Not much, really. So, in the end, being tired of the general slowness of the device, I bit the bullet, exchanged the old 80GB hard disk with a newer and bigger model, and went on the journey to install Debian on it.

So, the road to success was:

  1. download the multiarch network install CD image, burn it to a CD. [1. note that this link points to the daily built CD images, which might or might not be broken at any given day]
    Why multi-arch, you might ask? Why not use the x86_64 (64-bit) install image, as the Intel Core2Duo is capable of handling this? Because Apple, in all their wisdom, decided to include a 32-bit EFI with a CPU capable of handling 64-bit code. So you get a bit of a schizophrenic situation. The multiarch CD image supports both 32-bit and 64-bit (U)EFI, and hence, it works for this device.
  2. boot from said CD (press and hold the ALT button as soon as the grey screen appears on your Mac)
  3. profit!

I installed:

All in all it works rather nicely. The only problems I ran into was with respect to the iPod management, which was solved by resetting the iPod with iTunes for windows, which formatted the device as VFAThttps://en.wikipedia.org/wiki/File_Allocation_Table#FAT32, instead of Mac OS’ HFS+.

Managing TP-Link easy smart switches from Linux

I’ve recently acquired some TP-Link ‘Easy Smart’ managed switches – cheap, decently built (metal casing), and a lot of features above the usual unmanaged stuff:

  • Effective network monitoring via Port Mirroring, Loop Prevention and Cable Diagnostics
  • Port and tag-based QoS enable smooth latency-sensitive traffic
  • Abundant VLAN features improve network security via traffic segmentation
  • IGMP Snooping optimizes multicast applications

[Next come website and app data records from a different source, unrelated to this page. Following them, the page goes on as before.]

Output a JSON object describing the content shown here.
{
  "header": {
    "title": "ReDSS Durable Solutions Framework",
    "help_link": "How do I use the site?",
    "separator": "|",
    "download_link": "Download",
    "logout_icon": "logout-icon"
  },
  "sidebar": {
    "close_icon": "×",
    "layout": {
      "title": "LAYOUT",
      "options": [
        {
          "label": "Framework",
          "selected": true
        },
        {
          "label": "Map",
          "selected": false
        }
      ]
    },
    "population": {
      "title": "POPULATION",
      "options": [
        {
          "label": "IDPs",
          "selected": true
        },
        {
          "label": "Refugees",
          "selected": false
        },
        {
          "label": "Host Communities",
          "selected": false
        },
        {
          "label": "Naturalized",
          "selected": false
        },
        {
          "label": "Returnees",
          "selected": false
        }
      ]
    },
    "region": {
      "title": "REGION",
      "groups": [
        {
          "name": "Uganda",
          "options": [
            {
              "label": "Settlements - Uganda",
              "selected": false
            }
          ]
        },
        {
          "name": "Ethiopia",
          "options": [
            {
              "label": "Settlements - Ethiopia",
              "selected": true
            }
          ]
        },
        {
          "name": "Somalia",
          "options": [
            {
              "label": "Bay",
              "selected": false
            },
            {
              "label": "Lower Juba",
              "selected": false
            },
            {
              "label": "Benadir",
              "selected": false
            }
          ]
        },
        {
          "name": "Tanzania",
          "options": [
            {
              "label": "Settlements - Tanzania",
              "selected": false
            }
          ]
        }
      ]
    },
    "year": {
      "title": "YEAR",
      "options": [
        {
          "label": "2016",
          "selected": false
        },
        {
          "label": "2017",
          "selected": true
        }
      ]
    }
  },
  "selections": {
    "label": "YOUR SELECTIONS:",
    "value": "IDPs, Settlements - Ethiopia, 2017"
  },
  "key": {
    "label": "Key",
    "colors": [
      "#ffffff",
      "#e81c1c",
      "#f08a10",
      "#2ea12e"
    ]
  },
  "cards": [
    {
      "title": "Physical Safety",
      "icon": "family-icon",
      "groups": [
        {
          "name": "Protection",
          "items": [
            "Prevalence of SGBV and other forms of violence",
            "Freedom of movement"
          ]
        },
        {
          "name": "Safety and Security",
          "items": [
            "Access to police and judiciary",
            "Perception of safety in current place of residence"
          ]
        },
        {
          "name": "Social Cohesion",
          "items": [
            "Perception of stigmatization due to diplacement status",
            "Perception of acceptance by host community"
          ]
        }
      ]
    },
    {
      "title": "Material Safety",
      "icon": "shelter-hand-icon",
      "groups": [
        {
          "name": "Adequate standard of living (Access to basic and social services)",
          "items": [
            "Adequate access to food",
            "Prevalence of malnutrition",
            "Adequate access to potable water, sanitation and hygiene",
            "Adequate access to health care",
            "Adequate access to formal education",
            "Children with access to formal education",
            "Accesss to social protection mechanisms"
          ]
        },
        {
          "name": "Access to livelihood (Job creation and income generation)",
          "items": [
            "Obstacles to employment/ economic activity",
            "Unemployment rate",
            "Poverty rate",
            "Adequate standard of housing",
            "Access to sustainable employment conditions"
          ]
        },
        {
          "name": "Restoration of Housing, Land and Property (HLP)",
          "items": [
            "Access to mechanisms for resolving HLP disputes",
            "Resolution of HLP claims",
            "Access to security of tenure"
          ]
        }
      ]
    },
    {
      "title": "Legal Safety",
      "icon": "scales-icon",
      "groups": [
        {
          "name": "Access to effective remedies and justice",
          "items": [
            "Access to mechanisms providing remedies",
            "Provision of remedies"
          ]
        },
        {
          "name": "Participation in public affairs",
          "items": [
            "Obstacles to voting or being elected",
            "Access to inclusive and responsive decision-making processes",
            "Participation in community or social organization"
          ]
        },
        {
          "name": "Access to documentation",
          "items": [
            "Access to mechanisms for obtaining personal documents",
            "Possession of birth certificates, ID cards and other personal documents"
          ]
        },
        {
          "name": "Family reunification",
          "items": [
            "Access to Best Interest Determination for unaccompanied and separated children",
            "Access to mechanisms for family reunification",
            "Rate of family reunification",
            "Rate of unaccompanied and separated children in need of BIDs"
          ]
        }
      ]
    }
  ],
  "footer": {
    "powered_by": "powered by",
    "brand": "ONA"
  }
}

Unfortunately, it uses a windows application to manage the switches – the 5 and 8 port varieties don’t have a usable built-in web server to manage them. Luckely, there’s a way to make that still work on Linux ;) as it seems that it’s just a JavaFX application. The only thing you’ll ever need a windows installation for (or use Wine) is to install the actual application.

After installation, You’ll find a file called “Easy Smart Configuration Utility.exe” in the installation path. Copy that to your Linux installation, rename to .jar, and you’re good to go.

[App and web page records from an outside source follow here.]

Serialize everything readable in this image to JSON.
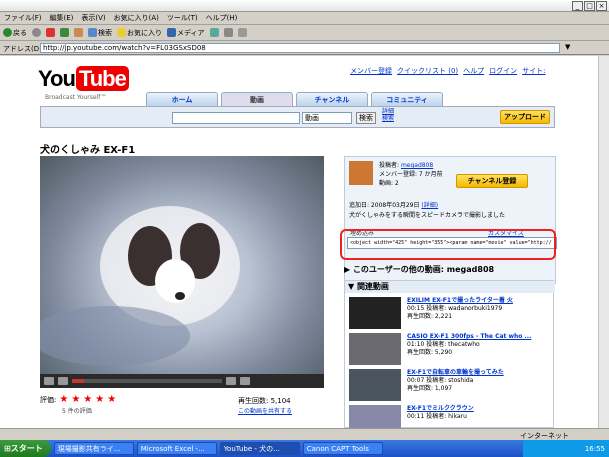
{
  "menu": [
    "ファイル(F)",
    "編集(E)",
    "表示(V)",
    "お気に入り(A)",
    "ツール(T)",
    "ヘルプ(H)"
  ],
  "toolbar": {
    "back": "戻る",
    "search": "検索",
    "favorites": "お気に入り",
    "media": "メディア"
  },
  "address": {
    "label": "アドレス(D)",
    "url": "http://jp.youtube.com/watch?v=FL03GSxSD08"
  },
  "yt": {
    "logo_you": "You",
    "logo_tube": "Tube",
    "broadcast": "Broadcast Yourself™",
    "top_links": [
      "メンバー登録",
      "クイックリスト (0)",
      "ヘルプ",
      "ログイン",
      "サイト:"
    ],
    "tabs": [
      "ホーム",
      "動画",
      "チャンネル",
      "コミュニティ"
    ],
    "search_select": "動画",
    "search_btn": "検索",
    "advanced": "詳細\n検索",
    "upload": "アップロード",
    "video_title": "犬のくしゃみ EX-F1",
    "rating_label": "評価:",
    "ratings_count": "5 件の評価",
    "views": "再生回数: 5,104",
    "share": "この動画を共有する"
  },
  "info": {
    "user_label": "投稿者:",
    "user": "megad808",
    "member_line": "メンバー登録: 7 か月前",
    "videos_line": "動画: 2",
    "subscribe": "チャンネル登録",
    "added": "追加日: 2008年03月29日",
    "more": "(詳細)",
    "desc": "犬がくしゃみをする瞬間をスピードカメラで撮影しました",
    "embed_label": "埋め込み",
    "embed_custom": "カスタマイズ",
    "embed_code": "<object width=\"425\" height=\"355\"><param name=\"movie\" value=\"http://"
  },
  "other_videos": "このユーザーの他の動画: megad808",
  "related": {
    "title": "関連動画",
    "items": [
      {
        "t": "EXILIM EX-F1で撮ったライター着 火",
        "l1": "00:15 投稿者: wadanorbuki1979",
        "l2": "再生回数: 2,221"
      },
      {
        "t": "CASIO EX-F1 300fps - The Cat who ...",
        "l1": "01:10 投稿者: thecatwho",
        "l2": "再生回数: 5,290"
      },
      {
        "t": "EX-F1で自転車の車輪を撮ってみた",
        "l1": "00:07 投稿者: stoshida",
        "l2": "再生回数: 1,097"
      },
      {
        "t": "EX-F1でミルククラウン",
        "l1": "00:11 投稿者: hikaru",
        "l2": ""
      }
    ]
  },
  "taskbar": {
    "start": "スタート",
    "tasks": [
      "現場撮影共有ライ...",
      "Microsoft Excel -...",
      "YouTube - 犬の...",
      "Canon CAPT Tools"
    ],
    "clock": "16:55"
  },
  "status": "インターネット",
  "progress": 0.08
}
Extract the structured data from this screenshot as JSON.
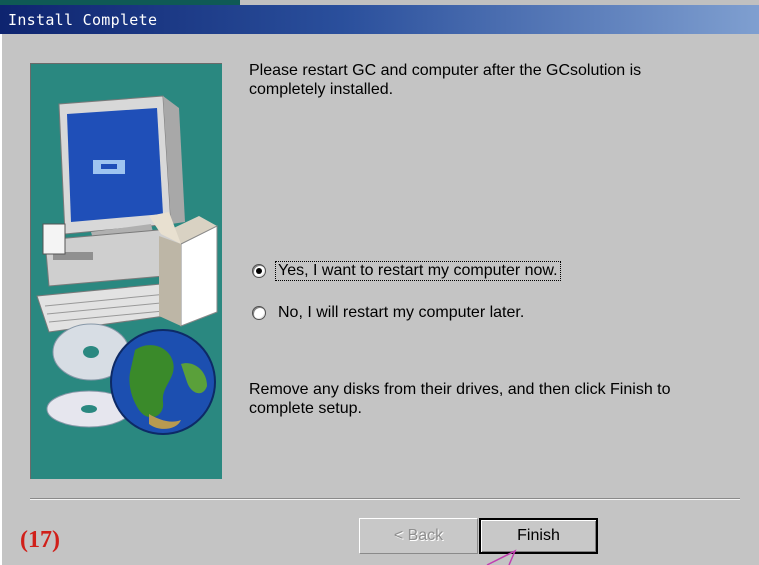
{
  "window": {
    "title": "Install Complete"
  },
  "messages": {
    "restart_note": "Please restart GC and computer after the GCsolution is completely installed.",
    "finish_note": "Remove any disks from their drives, and then click Finish to complete setup."
  },
  "options": [
    {
      "label": "Yes, I want to restart my computer now.",
      "selected": true
    },
    {
      "label": "No, I will restart my computer later.",
      "selected": false
    }
  ],
  "buttons": {
    "back": "< Back",
    "finish": "Finish"
  },
  "annotation": "(17)",
  "colors": {
    "title_bar": "#0e246f",
    "side_panel": "#2a8880",
    "annotation": "#d0201a"
  }
}
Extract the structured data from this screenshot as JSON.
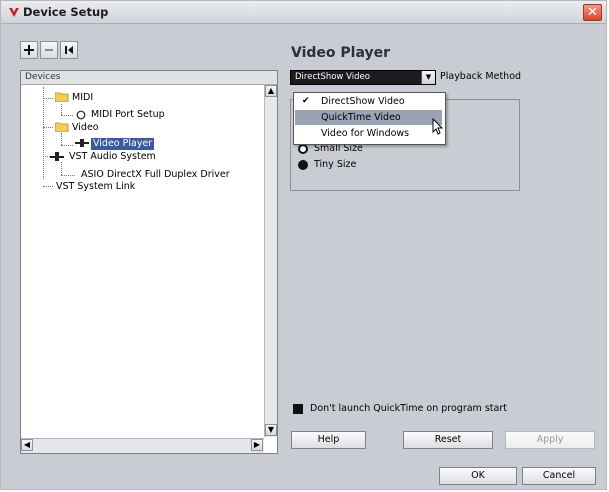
{
  "window": {
    "title": "Device Setup"
  },
  "toolbar": {
    "add": "+",
    "remove": "−",
    "reset": "⏮"
  },
  "devices": {
    "header": "Devices",
    "tree": [
      {
        "label": "MIDI"
      },
      {
        "label": "MIDI Port Setup"
      },
      {
        "label": "Video"
      },
      {
        "label": "Video Player"
      },
      {
        "label": "VST Audio System"
      },
      {
        "label": "ASIO DirectX Full Duplex Driver"
      },
      {
        "label": "VST System Link"
      }
    ]
  },
  "video_player": {
    "title": "Video Player",
    "playback_method_value": "DirectShow Video",
    "playback_method_label": "Playback Method",
    "dropdown_options": [
      {
        "label": "DirectShow Video",
        "checked": true
      },
      {
        "label": "QuickTime Video",
        "hover": true
      },
      {
        "label": "Video for Windows"
      }
    ],
    "sizes": [
      {
        "label": "Small Size",
        "selected": false
      },
      {
        "label": "Tiny Size",
        "selected": true
      }
    ],
    "quicktime_checkbox": "Don't launch QuickTime on program start"
  },
  "buttons": {
    "help": "Help",
    "reset": "Reset",
    "apply": "Apply",
    "ok": "OK",
    "cancel": "Cancel"
  },
  "colors": {
    "selection": "#3c5a9a",
    "hover": "#9aa3b4",
    "close": "#d8482b"
  }
}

To run it, you’ll also need the Oracle Java distribution, as JavaFX is not yet part of OpenJDK. Install that in your distribution of choice, and you’ll be able to start the application using java -jar “Easy Smart Configuration Utility.jar” and it’ll start right up.

tplink_easysmart

Unfortunately, it doesn’t work out of the box. The tool doesn’t find any devices on the network, but they are there.
Checking with netstat, the tool bound itself on UDP port 29809, on the local ip address.

$ PID=$(pgrep -f "java -jar Easy Smart Configuration Utility.jar"); netstat -lnput | grep -e Proto -e $PID

Proto  Recv-Q  Send-Q  Local Address            Foreign Address  State  PID/Program name 
udp6   0       0       [your ip address]:29809  :::*                    28529/java

Checking with tcpdump showed that the traffic was returning, but since our tool is only listening on the local ip, and not the UDP broadcast address, it never sees anything.

# tcpdump udp port 29809
tcpdump: verbose output suppressed, use -v or -vv for full protocol decode
listening on wlp1s0, link-type EN10MB (Ethernet), capture size 262144 bytes
09:35:48.652235 IP [your ip address].29809 > 255.255.255.255.29808: UDP, length 36
09:35:48.961586 IP [switch ip address].29808 > 255.255.255.255.29809: UDP, length 159

It seems the tool binds to the local IP instead of the ‘any ip’, 0.0.0.0, so you need to locally forward the traffic incoming on the port to your local ip. To do this, execute this command (and/or add it to your local firewall script):

# iptables -t nat -A PREROUTING -p udp -d 255.255.255.255 --dport 29809 -j DNAT --to [your ip address]:29809

And don’t forget to enable IP forwarding

# echo 1 > /proc/sys/net/ipv4/ip_forward

Now you should be able to find and configure the switches in your local network.